Entries supplied Start Marker

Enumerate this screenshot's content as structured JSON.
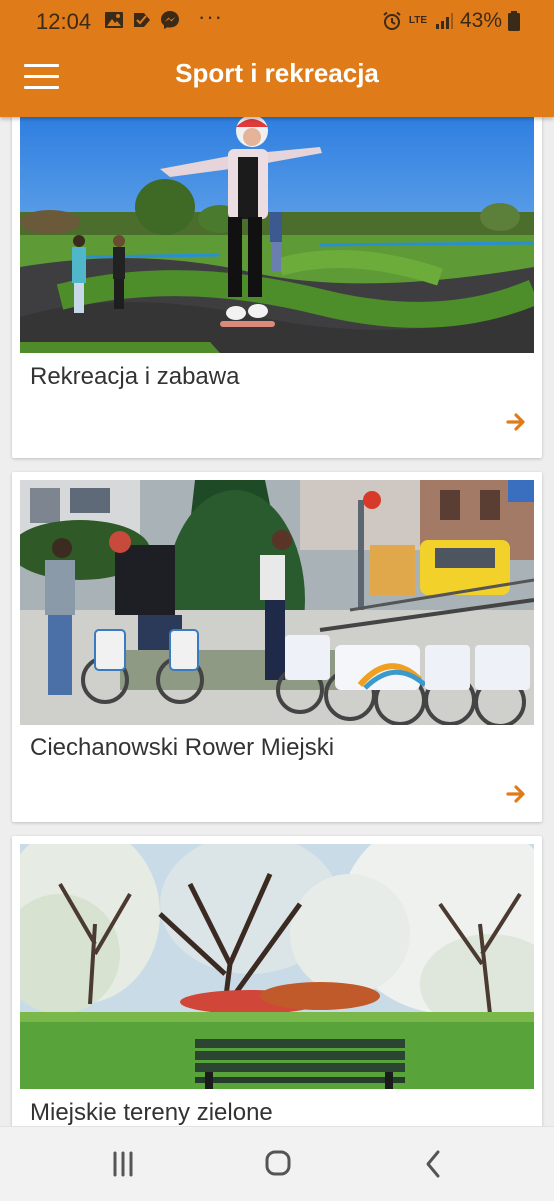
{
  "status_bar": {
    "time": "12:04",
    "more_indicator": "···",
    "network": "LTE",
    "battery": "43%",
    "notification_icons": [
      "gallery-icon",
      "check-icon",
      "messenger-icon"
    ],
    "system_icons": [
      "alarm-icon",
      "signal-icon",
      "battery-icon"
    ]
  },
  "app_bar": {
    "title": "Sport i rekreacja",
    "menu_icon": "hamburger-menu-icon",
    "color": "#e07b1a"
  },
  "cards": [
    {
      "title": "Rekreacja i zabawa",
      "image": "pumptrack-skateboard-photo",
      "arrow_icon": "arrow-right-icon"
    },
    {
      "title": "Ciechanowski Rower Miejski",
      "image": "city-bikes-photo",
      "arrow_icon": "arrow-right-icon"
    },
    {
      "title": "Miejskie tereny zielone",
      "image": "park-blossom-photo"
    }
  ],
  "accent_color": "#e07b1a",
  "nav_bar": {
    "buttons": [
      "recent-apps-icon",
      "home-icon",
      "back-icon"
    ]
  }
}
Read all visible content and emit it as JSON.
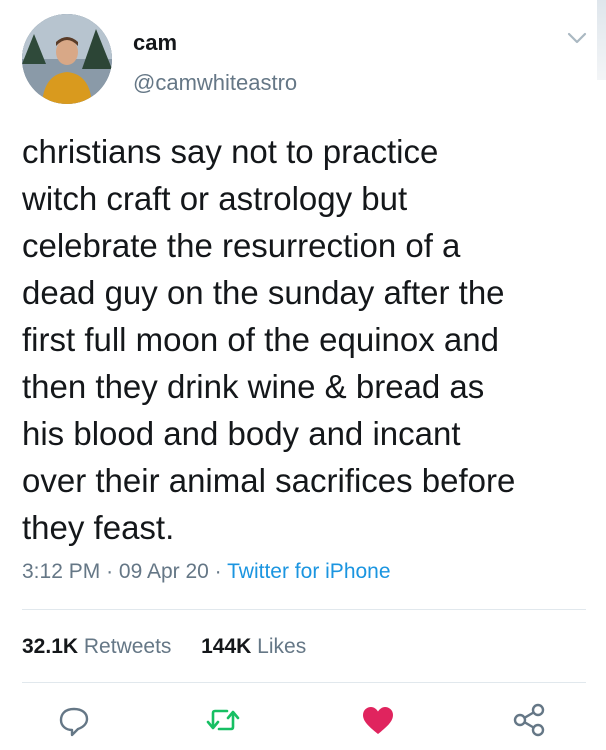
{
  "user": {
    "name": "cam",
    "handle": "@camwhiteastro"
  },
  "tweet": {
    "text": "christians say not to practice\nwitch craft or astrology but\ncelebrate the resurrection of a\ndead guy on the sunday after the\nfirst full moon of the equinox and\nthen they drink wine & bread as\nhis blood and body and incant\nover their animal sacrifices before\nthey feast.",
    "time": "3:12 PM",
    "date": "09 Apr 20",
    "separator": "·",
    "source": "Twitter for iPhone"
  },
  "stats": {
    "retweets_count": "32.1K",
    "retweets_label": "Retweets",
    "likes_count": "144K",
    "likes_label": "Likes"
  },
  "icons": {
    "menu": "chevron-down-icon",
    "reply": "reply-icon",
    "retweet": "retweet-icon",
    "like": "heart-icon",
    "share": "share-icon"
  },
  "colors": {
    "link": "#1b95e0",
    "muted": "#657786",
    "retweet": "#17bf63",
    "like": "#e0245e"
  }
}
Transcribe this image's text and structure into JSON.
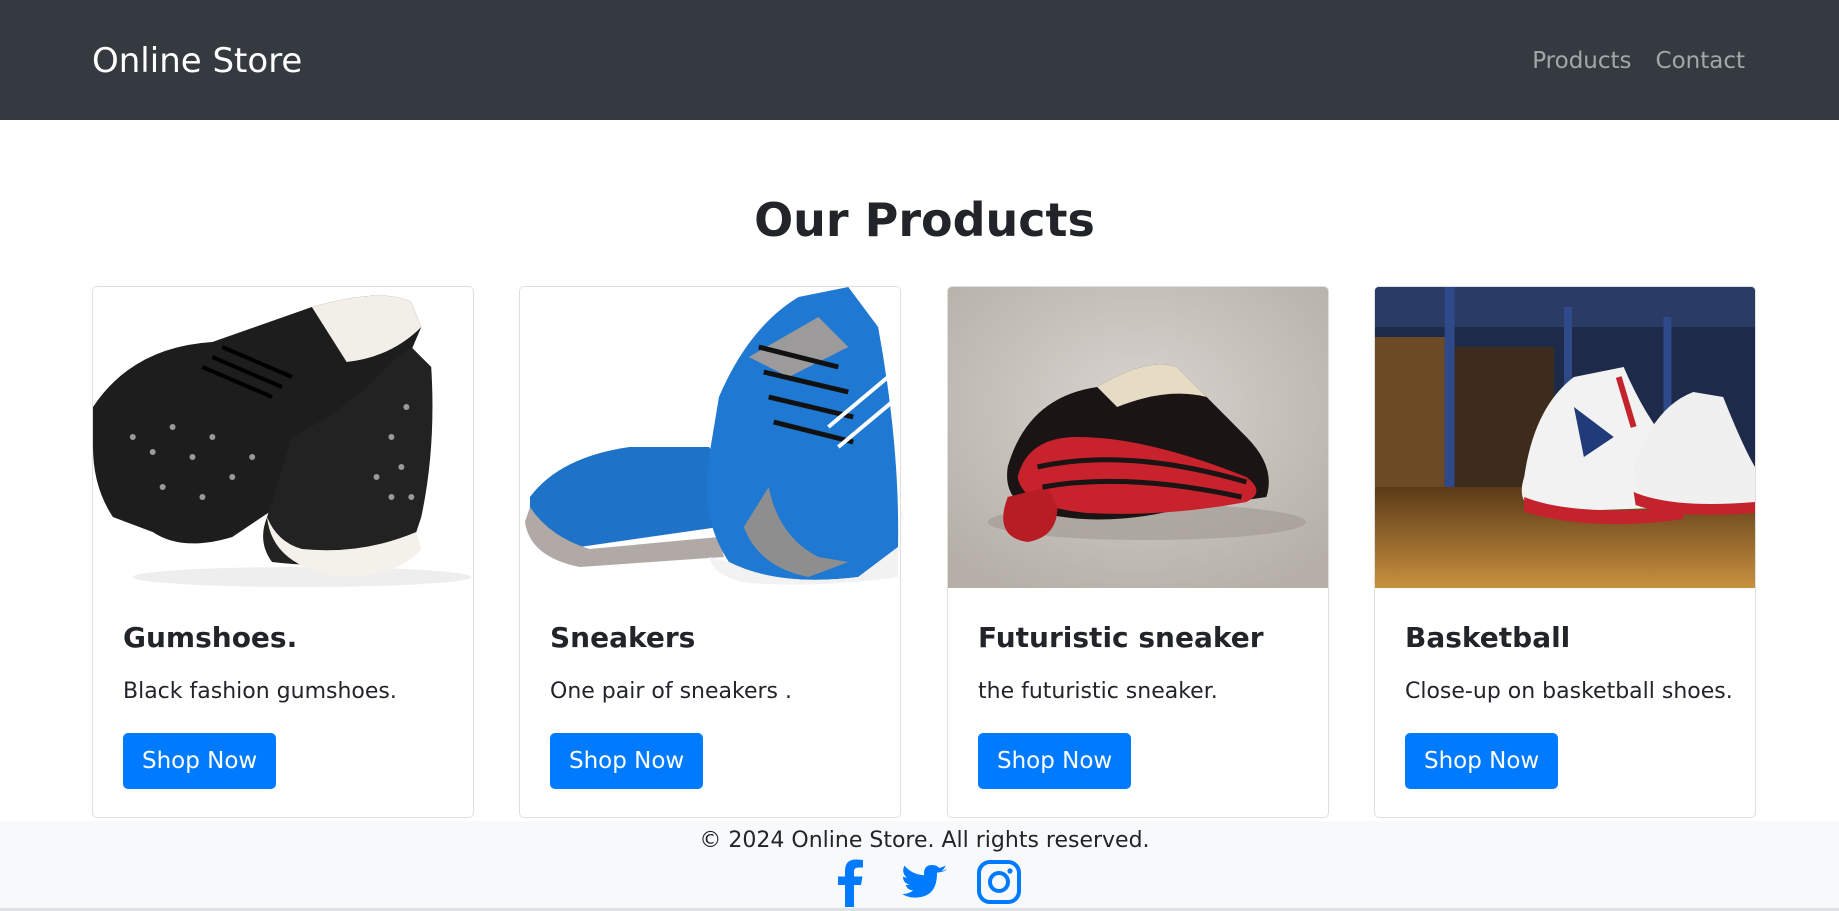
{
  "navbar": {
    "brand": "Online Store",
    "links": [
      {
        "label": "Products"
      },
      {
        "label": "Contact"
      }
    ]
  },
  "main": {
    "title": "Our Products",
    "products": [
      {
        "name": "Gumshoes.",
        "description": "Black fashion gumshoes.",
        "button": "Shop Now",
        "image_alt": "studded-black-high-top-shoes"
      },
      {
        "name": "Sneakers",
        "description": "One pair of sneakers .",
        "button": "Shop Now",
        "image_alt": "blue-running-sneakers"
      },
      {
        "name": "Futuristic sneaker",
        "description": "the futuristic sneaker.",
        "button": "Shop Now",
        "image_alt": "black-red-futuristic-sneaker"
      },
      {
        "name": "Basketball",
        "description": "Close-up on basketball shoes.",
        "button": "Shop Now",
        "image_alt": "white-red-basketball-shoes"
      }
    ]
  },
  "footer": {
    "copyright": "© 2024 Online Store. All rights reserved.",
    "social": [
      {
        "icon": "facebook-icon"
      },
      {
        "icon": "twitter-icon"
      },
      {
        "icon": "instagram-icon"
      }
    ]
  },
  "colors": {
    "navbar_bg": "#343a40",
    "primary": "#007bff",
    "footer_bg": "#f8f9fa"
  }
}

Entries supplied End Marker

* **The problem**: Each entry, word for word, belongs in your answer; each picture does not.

* **Output**:
Enumerate this screenshot's content as structured JSON.
{
  "status_bar": {
    "time": "12:04",
    "more_indicator": "···",
    "network": "LTE",
    "battery": "43%",
    "notification_icons": [
      "gallery-icon",
      "check-icon",
      "messenger-icon"
    ],
    "system_icons": [
      "alarm-icon",
      "signal-icon",
      "battery-icon"
    ]
  },
  "app_bar": {
    "title": "Sport i rekreacja",
    "menu_icon": "hamburger-menu-icon",
    "color": "#e07b1a"
  },
  "cards": [
    {
      "title": "Rekreacja i zabawa",
      "image": "pumptrack-skateboard-photo",
      "arrow_icon": "arrow-right-icon"
    },
    {
      "title": "Ciechanowski Rower Miejski",
      "image": "city-bikes-photo",
      "arrow_icon": "arrow-right-icon"
    },
    {
      "title": "Miejskie tereny zielone",
      "image": "park-blossom-photo"
    }
  ],
  "accent_color": "#e07b1a",
  "nav_bar": {
    "buttons": [
      "recent-apps-icon",
      "home-icon",
      "back-icon"
    ]
  }
}
Read all visible content and emit it as JSON.
{
  "user": {
    "name": "cam",
    "handle": "@camwhiteastro"
  },
  "tweet": {
    "text": "christians say not to practice\nwitch craft or astrology but\ncelebrate the resurrection of a\ndead guy on the sunday after the\nfirst full moon of the equinox and\nthen they drink wine & bread as\nhis blood and body and incant\nover their animal sacrifices before\nthey feast.",
    "time": "3:12 PM",
    "date": "09 Apr 20",
    "separator": "·",
    "source": "Twitter for iPhone"
  },
  "stats": {
    "retweets_count": "32.1K",
    "retweets_label": "Retweets",
    "likes_count": "144K",
    "likes_label": "Likes"
  },
  "icons": {
    "menu": "chevron-down-icon",
    "reply": "reply-icon",
    "retweet": "retweet-icon",
    "like": "heart-icon",
    "share": "share-icon"
  },
  "colors": {
    "link": "#1b95e0",
    "muted": "#657786",
    "retweet": "#17bf63",
    "like": "#e0245e"
  }
}
Transcribe this image's text and structure into JSON.
{
  "navbar": {
    "brand": "Online Store",
    "links": [
      {
        "label": "Products"
      },
      {
        "label": "Contact"
      }
    ]
  },
  "main": {
    "title": "Our Products",
    "products": [
      {
        "name": "Gumshoes.",
        "description": "Black fashion gumshoes.",
        "button": "Shop Now",
        "image_alt": "studded-black-high-top-shoes"
      },
      {
        "name": "Sneakers",
        "description": "One pair of sneakers .",
        "button": "Shop Now",
        "image_alt": "blue-running-sneakers"
      },
      {
        "name": "Futuristic sneaker",
        "description": "the futuristic sneaker.",
        "button": "Shop Now",
        "image_alt": "black-red-futuristic-sneaker"
      },
      {
        "name": "Basketball",
        "description": "Close-up on basketball shoes.",
        "button": "Shop Now",
        "image_alt": "white-red-basketball-shoes"
      }
    ]
  },
  "footer": {
    "copyright": "© 2024 Online Store. All rights reserved.",
    "social": [
      {
        "icon": "facebook-icon"
      },
      {
        "icon": "twitter-icon"
      },
      {
        "icon": "instagram-icon"
      }
    ]
  },
  "colors": {
    "navbar_bg": "#343a40",
    "primary": "#007bff",
    "footer_bg": "#f8f9fa"
  }
}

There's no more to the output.